■ Task brief
Every line of the entries below that mentions "title" is to be copied out.

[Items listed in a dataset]

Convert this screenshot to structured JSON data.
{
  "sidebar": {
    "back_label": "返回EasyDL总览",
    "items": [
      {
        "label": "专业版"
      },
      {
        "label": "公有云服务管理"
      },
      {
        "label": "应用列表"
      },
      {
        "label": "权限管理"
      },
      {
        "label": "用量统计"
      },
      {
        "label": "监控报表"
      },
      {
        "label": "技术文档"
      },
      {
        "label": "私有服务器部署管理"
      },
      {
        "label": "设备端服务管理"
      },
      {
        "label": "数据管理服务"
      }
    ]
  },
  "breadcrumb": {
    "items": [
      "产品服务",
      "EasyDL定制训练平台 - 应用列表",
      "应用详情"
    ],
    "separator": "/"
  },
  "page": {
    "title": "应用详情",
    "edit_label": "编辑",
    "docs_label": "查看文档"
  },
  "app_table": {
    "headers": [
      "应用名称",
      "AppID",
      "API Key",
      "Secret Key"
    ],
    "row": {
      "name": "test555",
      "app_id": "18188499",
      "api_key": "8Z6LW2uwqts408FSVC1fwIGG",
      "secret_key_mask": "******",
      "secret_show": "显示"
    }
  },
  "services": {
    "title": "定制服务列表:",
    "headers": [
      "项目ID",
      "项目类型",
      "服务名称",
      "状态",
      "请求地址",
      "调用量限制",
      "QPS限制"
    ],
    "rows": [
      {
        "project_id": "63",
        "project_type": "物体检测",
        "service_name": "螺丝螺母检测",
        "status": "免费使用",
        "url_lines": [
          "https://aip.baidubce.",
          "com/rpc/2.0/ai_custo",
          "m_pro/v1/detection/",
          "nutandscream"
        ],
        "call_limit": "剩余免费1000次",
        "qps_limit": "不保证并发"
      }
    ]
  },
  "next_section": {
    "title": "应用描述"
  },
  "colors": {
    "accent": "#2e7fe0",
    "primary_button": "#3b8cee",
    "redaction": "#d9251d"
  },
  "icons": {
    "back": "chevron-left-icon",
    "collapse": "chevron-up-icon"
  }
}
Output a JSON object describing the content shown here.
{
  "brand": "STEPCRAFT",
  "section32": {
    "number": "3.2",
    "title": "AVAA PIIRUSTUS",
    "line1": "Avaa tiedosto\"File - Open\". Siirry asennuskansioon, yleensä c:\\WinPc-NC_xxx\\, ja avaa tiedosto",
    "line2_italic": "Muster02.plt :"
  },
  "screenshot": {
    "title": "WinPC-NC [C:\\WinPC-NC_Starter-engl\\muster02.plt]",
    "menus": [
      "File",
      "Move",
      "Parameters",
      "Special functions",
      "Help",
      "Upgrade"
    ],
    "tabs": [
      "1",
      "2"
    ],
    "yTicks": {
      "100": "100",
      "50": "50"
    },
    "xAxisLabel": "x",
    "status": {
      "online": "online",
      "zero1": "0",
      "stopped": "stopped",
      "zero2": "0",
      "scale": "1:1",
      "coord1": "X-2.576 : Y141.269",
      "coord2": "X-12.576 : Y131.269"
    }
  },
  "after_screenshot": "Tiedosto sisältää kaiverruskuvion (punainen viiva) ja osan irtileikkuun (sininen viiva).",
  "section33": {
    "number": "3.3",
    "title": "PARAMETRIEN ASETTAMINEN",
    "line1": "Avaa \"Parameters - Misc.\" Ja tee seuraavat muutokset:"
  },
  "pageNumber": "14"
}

■ Reply to the exercise
    "title": "应用详情",
    "title": "定制服务列表:",
    "title": "应用描述"
    "title": "AVAA PIIRUSTUS",
    "title": "WinPC-NC [C:\\WinPC-NC_Starter-engl\\muster02.plt]",
    "title": "PARAMETRIEN ASETTAMINEN",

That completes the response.